Given records Block Start
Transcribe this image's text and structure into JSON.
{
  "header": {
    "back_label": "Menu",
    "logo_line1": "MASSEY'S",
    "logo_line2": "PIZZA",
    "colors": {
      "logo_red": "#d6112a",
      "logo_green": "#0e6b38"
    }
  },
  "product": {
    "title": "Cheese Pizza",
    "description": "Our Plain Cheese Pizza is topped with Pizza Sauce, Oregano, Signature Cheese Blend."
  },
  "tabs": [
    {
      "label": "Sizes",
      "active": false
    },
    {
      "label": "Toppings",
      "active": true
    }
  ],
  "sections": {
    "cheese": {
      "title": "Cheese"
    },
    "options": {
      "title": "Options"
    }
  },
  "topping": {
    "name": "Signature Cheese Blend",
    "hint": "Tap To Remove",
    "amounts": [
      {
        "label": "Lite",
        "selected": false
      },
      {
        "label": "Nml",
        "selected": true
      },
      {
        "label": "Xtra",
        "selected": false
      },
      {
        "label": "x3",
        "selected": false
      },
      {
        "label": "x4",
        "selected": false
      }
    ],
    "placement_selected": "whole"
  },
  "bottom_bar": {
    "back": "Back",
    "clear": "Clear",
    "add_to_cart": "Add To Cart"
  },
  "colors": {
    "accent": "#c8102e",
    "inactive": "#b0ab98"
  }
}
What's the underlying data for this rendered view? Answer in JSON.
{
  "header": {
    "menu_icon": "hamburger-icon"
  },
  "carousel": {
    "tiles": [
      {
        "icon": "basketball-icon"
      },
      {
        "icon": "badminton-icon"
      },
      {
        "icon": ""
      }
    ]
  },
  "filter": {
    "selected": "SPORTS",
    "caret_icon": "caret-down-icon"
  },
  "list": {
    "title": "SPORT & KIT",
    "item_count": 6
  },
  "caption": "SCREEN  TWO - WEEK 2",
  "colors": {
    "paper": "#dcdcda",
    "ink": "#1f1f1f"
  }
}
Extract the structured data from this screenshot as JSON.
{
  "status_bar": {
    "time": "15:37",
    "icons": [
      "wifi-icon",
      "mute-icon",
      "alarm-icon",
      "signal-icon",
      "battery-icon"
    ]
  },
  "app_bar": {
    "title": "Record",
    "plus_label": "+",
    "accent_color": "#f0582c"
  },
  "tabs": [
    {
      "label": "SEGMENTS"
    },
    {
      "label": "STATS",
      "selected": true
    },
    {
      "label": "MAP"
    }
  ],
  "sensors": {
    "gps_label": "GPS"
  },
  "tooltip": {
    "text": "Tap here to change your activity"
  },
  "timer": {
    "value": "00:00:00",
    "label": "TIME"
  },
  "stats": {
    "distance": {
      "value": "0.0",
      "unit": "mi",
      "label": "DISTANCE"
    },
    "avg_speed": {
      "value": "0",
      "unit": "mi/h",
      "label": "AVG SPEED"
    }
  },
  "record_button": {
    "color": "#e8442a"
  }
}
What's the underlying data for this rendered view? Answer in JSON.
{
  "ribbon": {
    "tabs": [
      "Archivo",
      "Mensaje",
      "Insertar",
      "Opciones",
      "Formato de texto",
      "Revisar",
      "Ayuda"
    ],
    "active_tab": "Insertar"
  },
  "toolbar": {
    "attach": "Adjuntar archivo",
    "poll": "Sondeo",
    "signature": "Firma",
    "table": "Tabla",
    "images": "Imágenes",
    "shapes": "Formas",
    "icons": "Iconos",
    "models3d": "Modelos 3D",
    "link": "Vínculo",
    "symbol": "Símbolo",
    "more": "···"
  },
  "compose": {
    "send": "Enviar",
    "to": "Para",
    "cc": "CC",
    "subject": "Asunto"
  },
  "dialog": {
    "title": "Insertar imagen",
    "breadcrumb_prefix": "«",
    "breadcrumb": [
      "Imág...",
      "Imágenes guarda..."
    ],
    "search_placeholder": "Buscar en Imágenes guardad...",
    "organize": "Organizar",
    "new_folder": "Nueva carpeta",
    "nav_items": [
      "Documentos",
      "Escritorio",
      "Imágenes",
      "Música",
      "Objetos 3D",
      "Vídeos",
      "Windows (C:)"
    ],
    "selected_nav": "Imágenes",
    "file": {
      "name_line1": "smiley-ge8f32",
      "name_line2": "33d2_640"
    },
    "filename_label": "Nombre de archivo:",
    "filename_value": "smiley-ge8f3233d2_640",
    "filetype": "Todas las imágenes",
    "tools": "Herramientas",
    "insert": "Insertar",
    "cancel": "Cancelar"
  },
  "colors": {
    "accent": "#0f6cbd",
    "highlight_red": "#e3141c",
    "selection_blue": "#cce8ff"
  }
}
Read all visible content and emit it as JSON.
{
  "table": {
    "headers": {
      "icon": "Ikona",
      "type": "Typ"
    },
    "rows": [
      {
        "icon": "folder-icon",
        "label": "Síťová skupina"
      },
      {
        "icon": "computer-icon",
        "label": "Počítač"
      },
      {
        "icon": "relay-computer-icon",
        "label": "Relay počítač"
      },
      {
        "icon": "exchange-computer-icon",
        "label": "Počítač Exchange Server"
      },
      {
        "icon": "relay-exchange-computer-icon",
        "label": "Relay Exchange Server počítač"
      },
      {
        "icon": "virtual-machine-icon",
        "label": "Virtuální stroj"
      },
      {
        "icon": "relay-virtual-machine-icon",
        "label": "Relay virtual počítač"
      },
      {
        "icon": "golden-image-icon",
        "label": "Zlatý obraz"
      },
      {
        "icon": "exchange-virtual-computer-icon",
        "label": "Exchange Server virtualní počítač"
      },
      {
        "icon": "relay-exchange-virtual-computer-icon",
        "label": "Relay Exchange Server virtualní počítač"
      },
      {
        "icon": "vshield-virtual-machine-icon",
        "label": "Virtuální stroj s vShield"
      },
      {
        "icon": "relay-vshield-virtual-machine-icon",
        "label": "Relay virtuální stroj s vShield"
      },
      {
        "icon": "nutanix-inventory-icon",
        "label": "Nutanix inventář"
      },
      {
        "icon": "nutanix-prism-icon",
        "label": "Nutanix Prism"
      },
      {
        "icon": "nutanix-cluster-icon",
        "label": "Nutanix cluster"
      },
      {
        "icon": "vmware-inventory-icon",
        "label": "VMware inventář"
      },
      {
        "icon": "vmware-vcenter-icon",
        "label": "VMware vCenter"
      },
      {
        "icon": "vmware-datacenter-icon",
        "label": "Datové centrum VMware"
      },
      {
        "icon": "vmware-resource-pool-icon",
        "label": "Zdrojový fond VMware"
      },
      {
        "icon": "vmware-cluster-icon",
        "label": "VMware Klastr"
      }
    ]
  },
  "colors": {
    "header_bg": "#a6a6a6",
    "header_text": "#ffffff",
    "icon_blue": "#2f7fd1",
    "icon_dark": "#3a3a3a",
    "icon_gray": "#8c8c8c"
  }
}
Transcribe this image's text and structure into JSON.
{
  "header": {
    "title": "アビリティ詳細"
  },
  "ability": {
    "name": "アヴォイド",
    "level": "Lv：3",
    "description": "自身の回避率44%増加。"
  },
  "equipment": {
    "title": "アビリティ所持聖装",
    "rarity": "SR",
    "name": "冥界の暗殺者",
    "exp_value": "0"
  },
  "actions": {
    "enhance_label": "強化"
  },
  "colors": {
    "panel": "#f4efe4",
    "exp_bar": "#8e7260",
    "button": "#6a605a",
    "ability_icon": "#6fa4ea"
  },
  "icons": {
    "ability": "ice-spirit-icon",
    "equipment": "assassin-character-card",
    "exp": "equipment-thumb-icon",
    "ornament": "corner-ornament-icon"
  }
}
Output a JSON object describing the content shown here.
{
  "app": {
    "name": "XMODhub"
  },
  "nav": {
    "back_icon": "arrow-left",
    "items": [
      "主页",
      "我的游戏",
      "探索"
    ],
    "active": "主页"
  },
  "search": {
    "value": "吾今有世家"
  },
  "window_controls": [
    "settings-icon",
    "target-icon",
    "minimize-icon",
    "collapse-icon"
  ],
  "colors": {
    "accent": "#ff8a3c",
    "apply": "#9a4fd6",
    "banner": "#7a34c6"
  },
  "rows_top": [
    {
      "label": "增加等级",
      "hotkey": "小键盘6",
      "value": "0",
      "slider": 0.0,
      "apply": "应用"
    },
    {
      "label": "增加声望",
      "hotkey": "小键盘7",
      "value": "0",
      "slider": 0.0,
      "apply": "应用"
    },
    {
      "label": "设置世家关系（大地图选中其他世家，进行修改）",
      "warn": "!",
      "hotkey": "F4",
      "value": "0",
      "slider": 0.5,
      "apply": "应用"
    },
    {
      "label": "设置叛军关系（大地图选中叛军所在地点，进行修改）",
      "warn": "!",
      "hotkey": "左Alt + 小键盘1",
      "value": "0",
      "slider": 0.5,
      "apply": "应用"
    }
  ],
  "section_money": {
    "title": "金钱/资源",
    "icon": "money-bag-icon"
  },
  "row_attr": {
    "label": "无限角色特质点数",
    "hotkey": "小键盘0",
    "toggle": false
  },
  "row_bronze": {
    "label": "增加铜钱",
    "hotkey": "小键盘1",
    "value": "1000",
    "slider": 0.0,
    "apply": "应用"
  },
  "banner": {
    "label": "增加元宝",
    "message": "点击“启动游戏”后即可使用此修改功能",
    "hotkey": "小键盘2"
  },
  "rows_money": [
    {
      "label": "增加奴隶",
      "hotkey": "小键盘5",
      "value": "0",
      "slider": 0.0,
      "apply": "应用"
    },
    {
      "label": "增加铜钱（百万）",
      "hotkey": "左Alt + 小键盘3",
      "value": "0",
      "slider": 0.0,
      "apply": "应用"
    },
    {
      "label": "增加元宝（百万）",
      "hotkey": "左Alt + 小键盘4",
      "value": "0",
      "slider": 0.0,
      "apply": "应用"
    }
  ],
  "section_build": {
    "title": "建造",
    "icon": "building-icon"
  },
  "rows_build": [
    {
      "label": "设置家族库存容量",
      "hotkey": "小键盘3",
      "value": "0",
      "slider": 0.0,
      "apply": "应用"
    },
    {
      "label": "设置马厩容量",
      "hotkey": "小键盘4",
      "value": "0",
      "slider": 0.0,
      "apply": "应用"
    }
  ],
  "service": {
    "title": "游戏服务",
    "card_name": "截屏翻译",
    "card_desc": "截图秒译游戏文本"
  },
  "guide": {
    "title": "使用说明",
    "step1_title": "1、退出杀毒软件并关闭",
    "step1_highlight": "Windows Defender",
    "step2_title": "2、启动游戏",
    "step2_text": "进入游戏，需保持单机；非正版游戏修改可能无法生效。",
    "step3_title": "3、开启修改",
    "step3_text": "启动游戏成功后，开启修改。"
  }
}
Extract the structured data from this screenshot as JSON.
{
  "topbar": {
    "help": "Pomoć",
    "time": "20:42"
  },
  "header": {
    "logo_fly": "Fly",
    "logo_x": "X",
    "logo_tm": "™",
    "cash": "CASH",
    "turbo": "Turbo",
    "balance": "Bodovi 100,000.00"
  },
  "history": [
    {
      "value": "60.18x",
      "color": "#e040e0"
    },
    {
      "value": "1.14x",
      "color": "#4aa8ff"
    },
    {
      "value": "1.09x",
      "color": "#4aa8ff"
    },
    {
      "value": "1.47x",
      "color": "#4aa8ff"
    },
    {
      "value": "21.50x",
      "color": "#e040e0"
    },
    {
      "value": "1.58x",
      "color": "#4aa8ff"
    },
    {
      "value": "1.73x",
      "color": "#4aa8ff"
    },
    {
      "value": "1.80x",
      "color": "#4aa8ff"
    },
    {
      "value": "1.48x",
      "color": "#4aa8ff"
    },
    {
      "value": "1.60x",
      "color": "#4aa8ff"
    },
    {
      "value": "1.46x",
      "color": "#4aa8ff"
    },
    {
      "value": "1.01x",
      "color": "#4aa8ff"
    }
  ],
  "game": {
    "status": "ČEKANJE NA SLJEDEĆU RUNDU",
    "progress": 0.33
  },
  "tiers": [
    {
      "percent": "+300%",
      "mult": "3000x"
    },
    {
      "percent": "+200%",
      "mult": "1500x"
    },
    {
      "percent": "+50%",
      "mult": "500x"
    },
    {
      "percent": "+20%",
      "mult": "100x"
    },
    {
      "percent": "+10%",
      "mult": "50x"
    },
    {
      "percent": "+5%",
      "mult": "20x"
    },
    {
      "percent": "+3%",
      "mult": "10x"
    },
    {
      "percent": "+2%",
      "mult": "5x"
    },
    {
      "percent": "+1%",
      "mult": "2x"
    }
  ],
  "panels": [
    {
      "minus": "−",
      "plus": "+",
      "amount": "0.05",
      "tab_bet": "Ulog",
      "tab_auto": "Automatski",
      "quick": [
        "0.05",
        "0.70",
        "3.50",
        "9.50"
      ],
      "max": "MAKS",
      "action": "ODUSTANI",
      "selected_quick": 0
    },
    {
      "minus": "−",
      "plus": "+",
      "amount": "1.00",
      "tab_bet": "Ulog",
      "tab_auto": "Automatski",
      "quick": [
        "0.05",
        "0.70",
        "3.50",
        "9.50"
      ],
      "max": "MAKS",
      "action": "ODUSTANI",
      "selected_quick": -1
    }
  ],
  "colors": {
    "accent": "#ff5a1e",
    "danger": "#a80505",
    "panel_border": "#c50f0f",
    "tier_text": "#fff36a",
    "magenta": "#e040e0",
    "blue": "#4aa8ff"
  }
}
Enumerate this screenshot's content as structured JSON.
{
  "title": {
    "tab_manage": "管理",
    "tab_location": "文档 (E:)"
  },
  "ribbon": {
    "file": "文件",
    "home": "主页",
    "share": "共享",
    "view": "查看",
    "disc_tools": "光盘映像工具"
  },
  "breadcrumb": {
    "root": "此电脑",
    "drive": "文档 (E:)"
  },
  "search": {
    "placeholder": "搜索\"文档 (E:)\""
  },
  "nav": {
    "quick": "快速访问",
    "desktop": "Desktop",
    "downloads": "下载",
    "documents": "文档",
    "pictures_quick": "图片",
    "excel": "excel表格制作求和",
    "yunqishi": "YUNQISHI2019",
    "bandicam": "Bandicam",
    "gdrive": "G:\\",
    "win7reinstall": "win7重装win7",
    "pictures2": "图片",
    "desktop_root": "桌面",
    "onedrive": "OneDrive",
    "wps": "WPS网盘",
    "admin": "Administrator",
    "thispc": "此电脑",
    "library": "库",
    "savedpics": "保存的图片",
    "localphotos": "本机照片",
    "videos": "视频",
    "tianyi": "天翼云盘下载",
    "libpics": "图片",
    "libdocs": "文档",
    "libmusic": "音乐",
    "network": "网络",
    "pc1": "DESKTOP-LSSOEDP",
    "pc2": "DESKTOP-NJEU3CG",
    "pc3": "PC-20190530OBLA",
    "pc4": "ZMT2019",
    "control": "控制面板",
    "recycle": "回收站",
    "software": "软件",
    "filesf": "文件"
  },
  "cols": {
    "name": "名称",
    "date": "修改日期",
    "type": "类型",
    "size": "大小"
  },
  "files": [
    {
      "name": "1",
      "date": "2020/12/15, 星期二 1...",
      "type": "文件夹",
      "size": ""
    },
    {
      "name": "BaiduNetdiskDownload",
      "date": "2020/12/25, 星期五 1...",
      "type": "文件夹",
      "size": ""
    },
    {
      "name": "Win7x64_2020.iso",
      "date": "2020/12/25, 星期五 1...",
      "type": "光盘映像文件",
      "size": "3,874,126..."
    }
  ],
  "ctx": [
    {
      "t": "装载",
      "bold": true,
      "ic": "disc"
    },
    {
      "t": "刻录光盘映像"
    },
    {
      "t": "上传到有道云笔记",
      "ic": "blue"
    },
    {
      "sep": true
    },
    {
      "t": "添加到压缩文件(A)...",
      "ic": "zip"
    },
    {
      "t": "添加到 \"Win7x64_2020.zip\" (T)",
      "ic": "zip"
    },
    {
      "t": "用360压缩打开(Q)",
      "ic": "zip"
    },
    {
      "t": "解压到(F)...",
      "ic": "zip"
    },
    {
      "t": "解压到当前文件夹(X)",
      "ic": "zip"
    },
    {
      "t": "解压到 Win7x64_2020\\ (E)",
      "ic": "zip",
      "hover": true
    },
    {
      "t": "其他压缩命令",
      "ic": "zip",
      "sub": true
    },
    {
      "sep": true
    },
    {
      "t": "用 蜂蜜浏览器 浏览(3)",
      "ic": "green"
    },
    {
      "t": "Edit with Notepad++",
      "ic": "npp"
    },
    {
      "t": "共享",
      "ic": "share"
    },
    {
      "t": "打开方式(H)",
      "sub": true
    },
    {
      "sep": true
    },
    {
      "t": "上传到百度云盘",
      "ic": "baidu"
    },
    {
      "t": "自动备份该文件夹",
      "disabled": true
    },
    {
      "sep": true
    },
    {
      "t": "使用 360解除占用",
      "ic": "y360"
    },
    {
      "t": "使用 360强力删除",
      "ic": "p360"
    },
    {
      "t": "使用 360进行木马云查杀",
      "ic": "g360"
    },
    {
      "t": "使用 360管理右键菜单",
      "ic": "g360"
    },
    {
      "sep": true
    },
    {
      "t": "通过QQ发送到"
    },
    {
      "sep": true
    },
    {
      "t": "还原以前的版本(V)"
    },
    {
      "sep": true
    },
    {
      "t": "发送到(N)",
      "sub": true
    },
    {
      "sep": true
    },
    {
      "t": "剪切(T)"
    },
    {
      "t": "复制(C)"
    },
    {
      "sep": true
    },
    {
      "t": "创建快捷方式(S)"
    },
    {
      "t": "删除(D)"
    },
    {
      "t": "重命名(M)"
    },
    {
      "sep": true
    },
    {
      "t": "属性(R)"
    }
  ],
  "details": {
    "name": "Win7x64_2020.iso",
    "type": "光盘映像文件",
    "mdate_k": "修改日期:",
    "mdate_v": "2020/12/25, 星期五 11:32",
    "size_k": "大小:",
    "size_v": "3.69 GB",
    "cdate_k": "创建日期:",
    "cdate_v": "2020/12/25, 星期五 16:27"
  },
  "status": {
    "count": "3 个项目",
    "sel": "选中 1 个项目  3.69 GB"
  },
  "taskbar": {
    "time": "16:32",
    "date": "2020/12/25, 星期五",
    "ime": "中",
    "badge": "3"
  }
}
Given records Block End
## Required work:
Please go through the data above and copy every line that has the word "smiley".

## Answer to the problem:
      "name_line1": "smiley-ge8f32",
    "filename_value": "smiley-ge8f3233d2_640",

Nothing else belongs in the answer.